TASK OBJECTIVE
Print the data again, exactly.

INPUT MATERIAL
=== Begin Enclosure ===

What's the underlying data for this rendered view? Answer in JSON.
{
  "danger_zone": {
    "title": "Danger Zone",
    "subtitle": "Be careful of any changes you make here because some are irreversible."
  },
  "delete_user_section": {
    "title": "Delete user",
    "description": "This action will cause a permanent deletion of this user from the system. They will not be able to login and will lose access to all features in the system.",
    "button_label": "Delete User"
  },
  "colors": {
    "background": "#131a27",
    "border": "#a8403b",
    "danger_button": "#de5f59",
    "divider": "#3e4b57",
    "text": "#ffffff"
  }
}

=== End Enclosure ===

EXERCISE ANSWER
What's the underlying data for this rendered view? Answer in JSON.
{
  "danger_zone": {
    "title": "Danger Zone",
    "subtitle": "Be careful of any changes you make here because some are irreversible."
  },
  "delete_user_section": {
    "title": "Delete user",
    "description": "This action will cause a permanent deletion of this user from the system. They will not be able to login and will lose access to all features in the system.",
    "button_label": "Delete User"
  },
  "colors": {
    "background": "#131a27",
    "border": "#a8403b",
    "danger_button": "#de5f59",
    "divider": "#3e4b57",
    "text": "#ffffff"
  }
}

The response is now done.